Did the US Share Evacuee Names with Taliban?
By Staff, Agencies
Did the US military give the Taliban the names of Americans and Afghans waiting to be evacuated in order to facilitate the process? The idea, not entirely denied by President Joe Biden, had his opponents screaming in Washington on Friday.
The controversy arose from a Thursday report by the respected Politico news website. Pressed by journalists, Biden did not rule out the possibility of the names being provided to the Taliban.
"I can't tell you with any certainty that there's actually been a list of names," Biden said. "There may have been, but I know of no circumstance."
He added, "it doesn't mean it didn't exist, that, 'here's the names of 12 people; they're coming. Let them through.' It could very well have happened."
Biden also acknowledged that Pentagon officials have occasionally "contacted their military counterparts in the Taliban" to speed up the evacuation process.
That caused an uproar in the US capital.
“Never in the history of this nation would we have ever thought that our own government would give the names of Americans to the Taliban,” said top House Republican Kevin McCarthy. "Why wouldn't we have created a situation of safe passage?"
Over 70 Afghans and 13 American troops were killed in a suicide bombing at the Kabul airport on Thursday, highlighting the troubled and chaotic evacuation effort that has shaken the Biden administration.

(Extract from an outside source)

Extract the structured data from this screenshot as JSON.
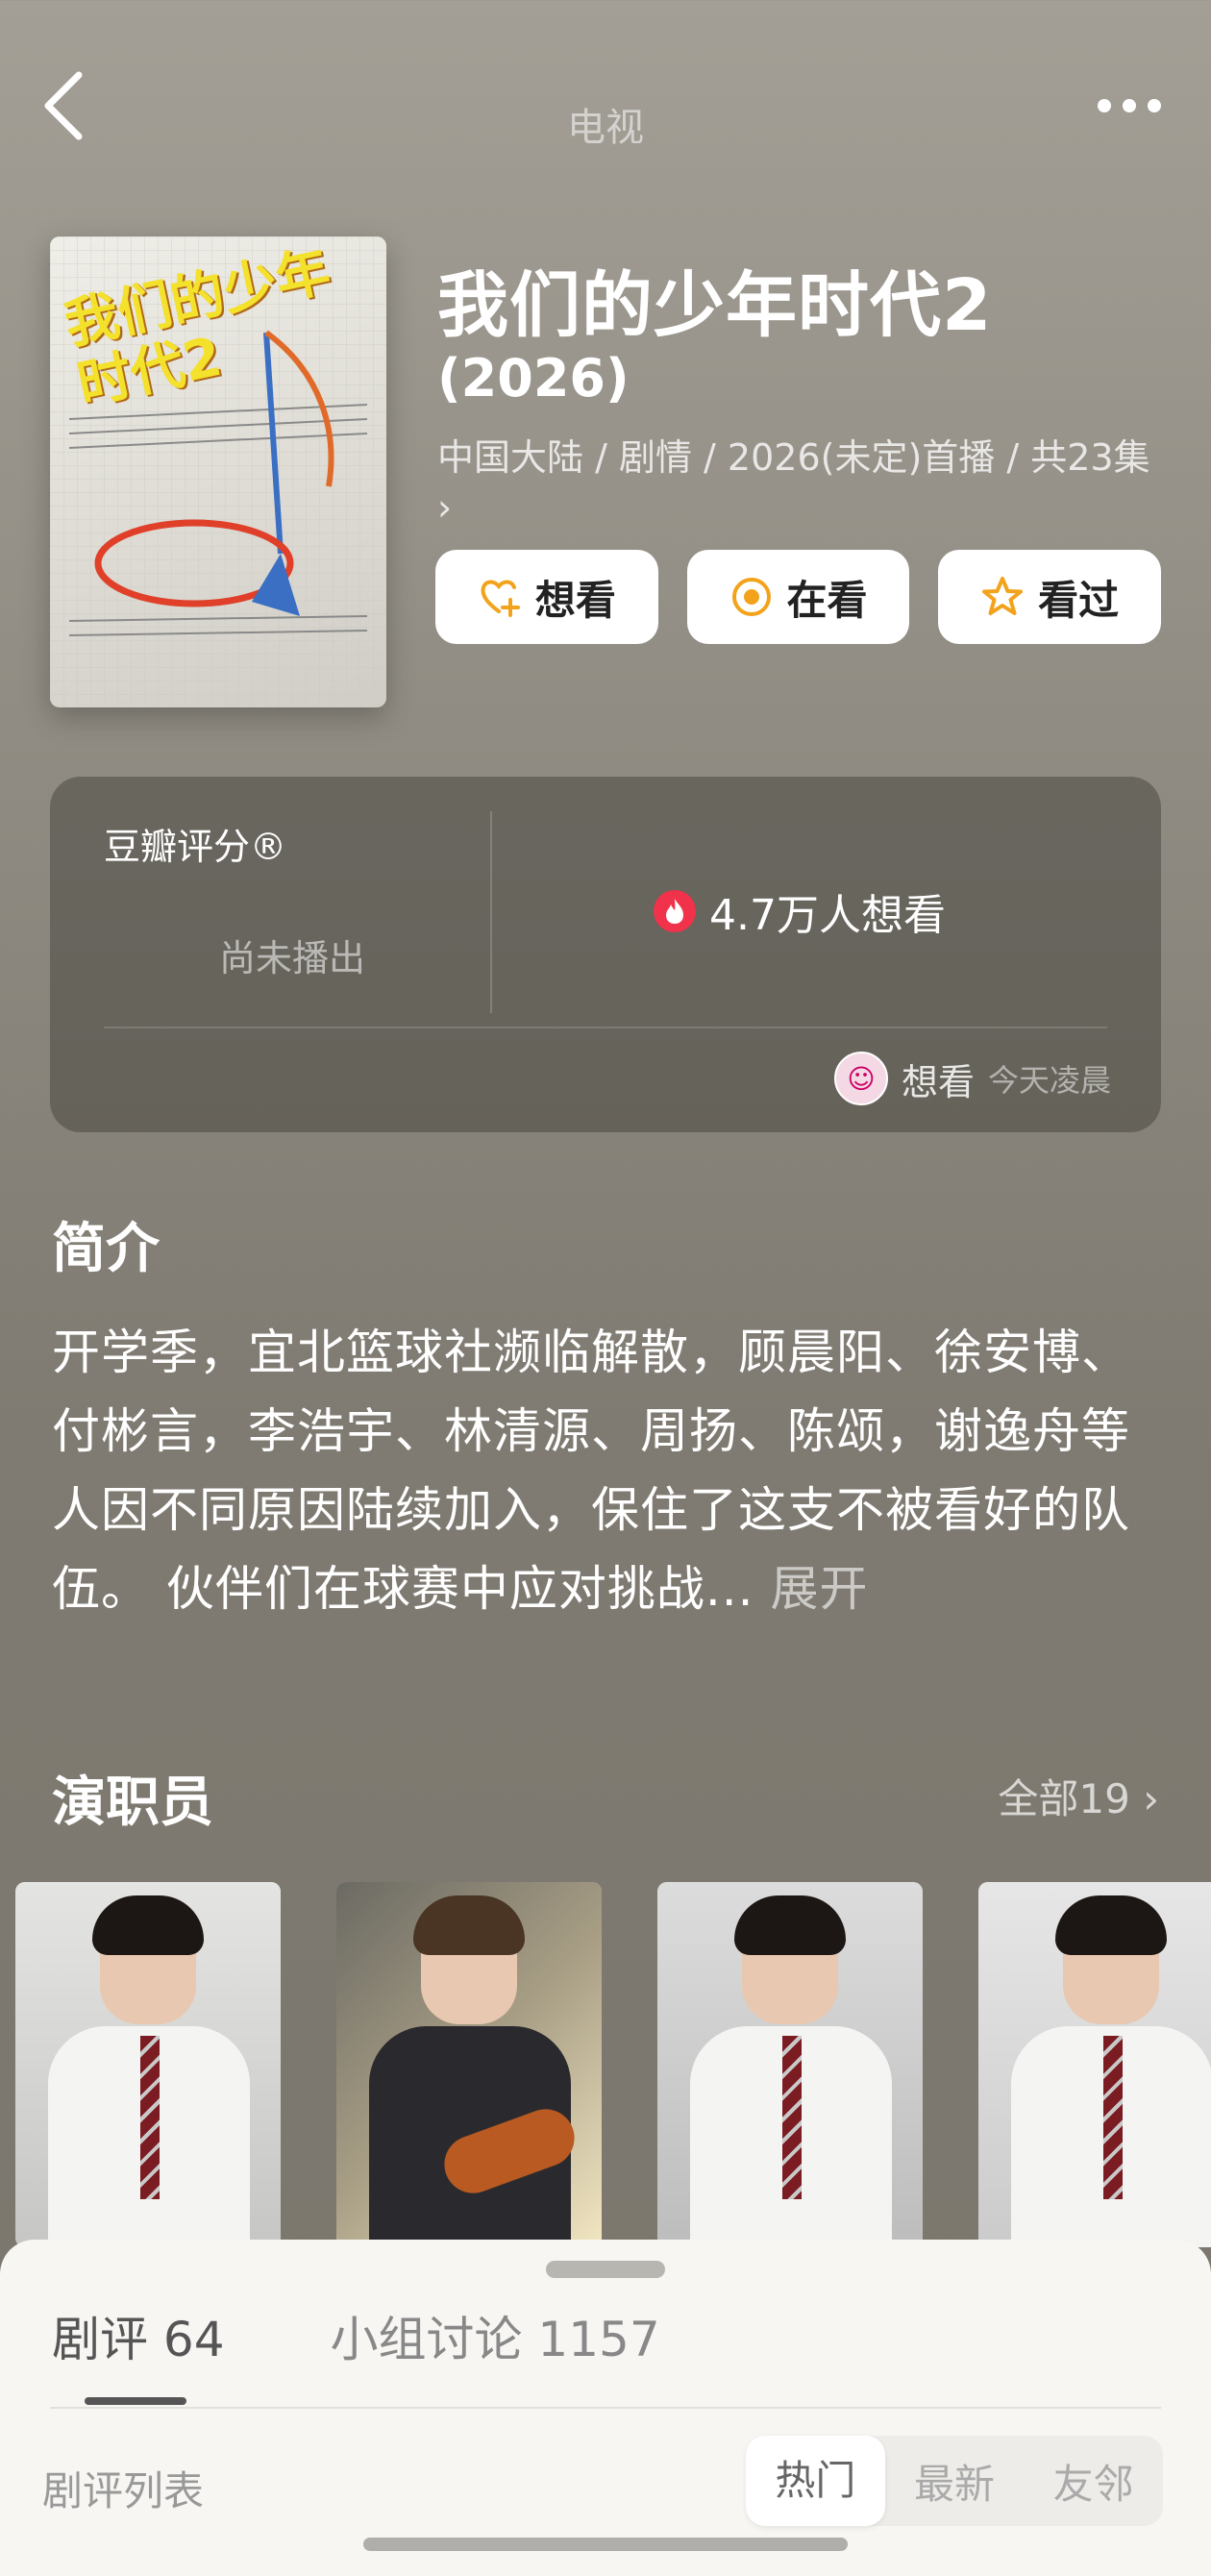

The Pentagon defended the need to communicate with the Taliban in order to guarantee the safety of US troops overseeing the evacuation effort and of Afghans trying to access the airport.
"That is really important for us to ensure that the time that people are not in areas and just staying there for long periods of time, you know, the commanders on the ground are continuing to coordinate," Major General Hank Taylor, Joint Staff deputy director for regional operations, told reporters on Friday.

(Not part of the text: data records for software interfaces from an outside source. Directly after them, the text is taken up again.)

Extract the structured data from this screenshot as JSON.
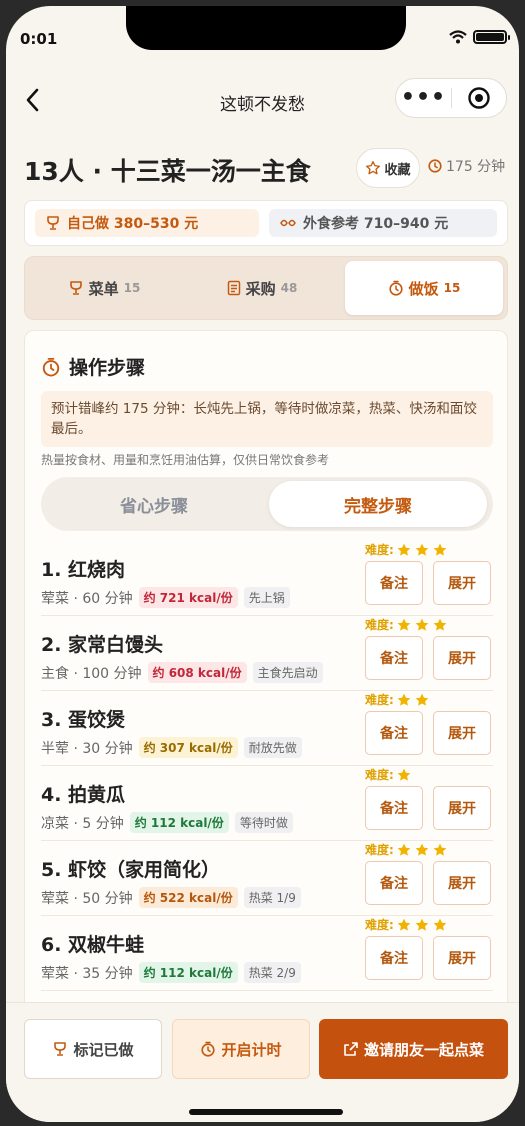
{
  "status": {
    "time": "0:01"
  },
  "nav": {
    "title": "这顿不发愁",
    "more": "•••"
  },
  "header": {
    "title": "13人 · 十三菜一汤一主食",
    "fav_label": "收藏",
    "total_time": "175 分钟"
  },
  "cost": {
    "self": "自己做 380–530 元",
    "outside": "外食参考 710–940 元"
  },
  "tabs": [
    {
      "label": "菜单",
      "count": "15"
    },
    {
      "label": "采购",
      "count": "48"
    },
    {
      "label": "做饭",
      "count": "15"
    }
  ],
  "steps_section": {
    "title": "操作步骤",
    "note": "预计错峰约 175 分钟：长炖先上锅，等待时做凉菜，热菜、快汤和面饺最后。",
    "hint": "热量按食材、用量和烹饪用油估算，仅供日常饮食参考",
    "mode_simple": "省心步骤",
    "mode_full": "完整步骤",
    "difficulty_label": "难度:",
    "note_btn": "备注",
    "expand_btn": "展开"
  },
  "steps": [
    {
      "name": "1. 红烧肉",
      "meta": "荤菜 · 60 分钟",
      "kcal": "约 721 kcal/份",
      "kcal_color": "red",
      "tag": "先上锅",
      "stars": 3
    },
    {
      "name": "2. 家常白馒头",
      "meta": "主食 · 100 分钟",
      "kcal": "约 608 kcal/份",
      "kcal_color": "red",
      "tag": "主食先启动",
      "stars": 3
    },
    {
      "name": "3. 蛋饺煲",
      "meta": "半荤 · 30 分钟",
      "kcal": "约 307 kcal/份",
      "kcal_color": "yellow",
      "tag": "耐放先做",
      "stars": 2
    },
    {
      "name": "4. 拍黄瓜",
      "meta": "凉菜 · 5 分钟",
      "kcal": "约 112 kcal/份",
      "kcal_color": "green",
      "tag": "等待时做",
      "stars": 1
    },
    {
      "name": "5. 虾饺（家用简化）",
      "meta": "荤菜 · 50 分钟",
      "kcal": "约 522 kcal/份",
      "kcal_color": "orange",
      "tag": "热菜 1/9",
      "stars": 3
    },
    {
      "name": "6. 双椒牛蛙",
      "meta": "荤菜 · 35 分钟",
      "kcal": "约 112 kcal/份",
      "kcal_color": "green",
      "tag": "热菜 2/9",
      "stars": 3
    }
  ],
  "bottom": {
    "mark_done": "标记已做",
    "start_timer": "开启计时",
    "invite": "邀请朋友一起点菜"
  }
}
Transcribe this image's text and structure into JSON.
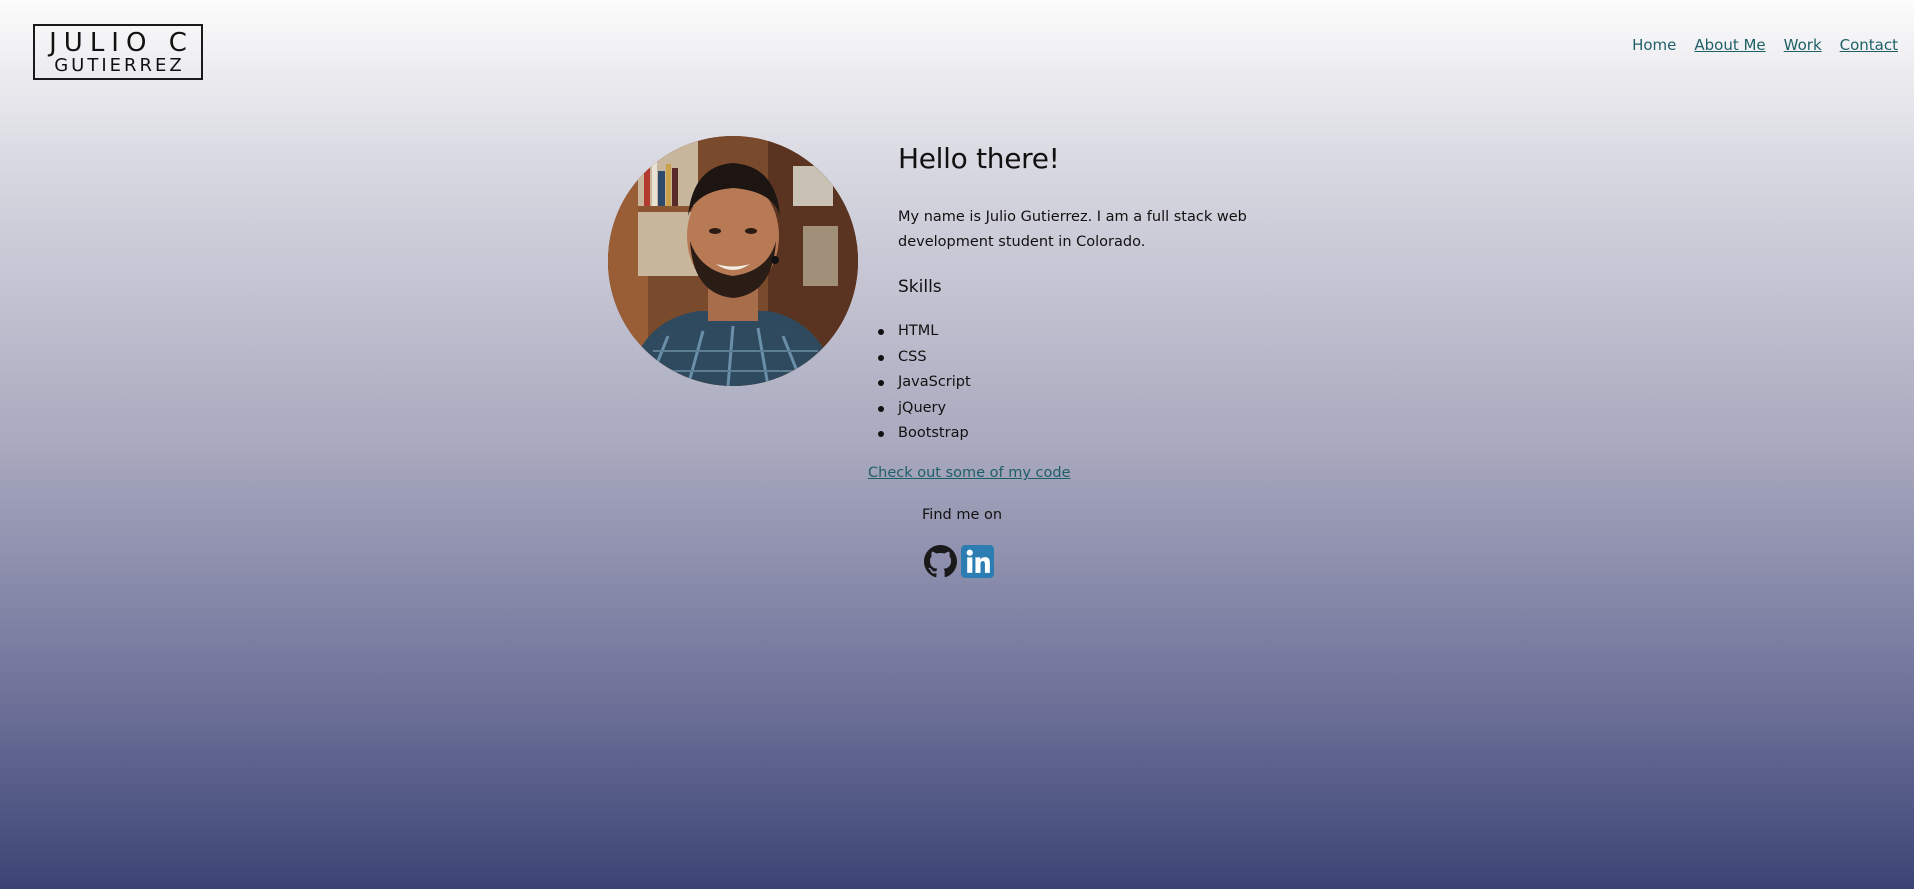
{
  "logo": {
    "line1": "JULIO C",
    "line2": "GUTIERREZ"
  },
  "nav": {
    "items": [
      {
        "label": "Home"
      },
      {
        "label": "About Me"
      },
      {
        "label": "Work"
      },
      {
        "label": "Contact"
      }
    ]
  },
  "main": {
    "heading": "Hello there!",
    "bio": "My name is Julio Gutierrez. I am a full stack web development student in Colorado.",
    "skills_heading": "Skills",
    "skills": [
      "HTML",
      "CSS",
      "JavaScript",
      "jQuery",
      "Bootstrap"
    ],
    "code_link": "Check out some of my code",
    "find_me": "Find me on"
  },
  "socials": [
    {
      "icon": "github-icon"
    },
    {
      "icon": "linkedin-icon"
    }
  ],
  "colors": {
    "link": "#1f5f66",
    "linkedin": "#2c7db2"
  }
}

At the State Department, officials denied that the US government was providing the Taliban with "lists of names" of those seeking to be evacuated, though information on vehicles or convoys, such as license plates or their time of arrival at the airport, is sometimes shared.

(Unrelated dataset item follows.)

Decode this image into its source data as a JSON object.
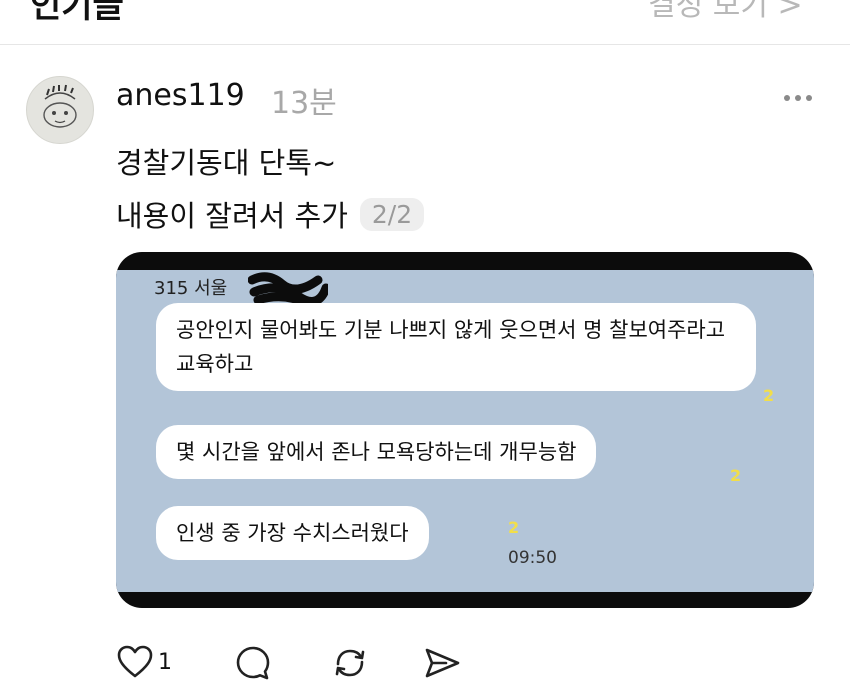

The officials, however, did not rule out that some names may have occasionally been given in order to evacuate tens of thousands of people.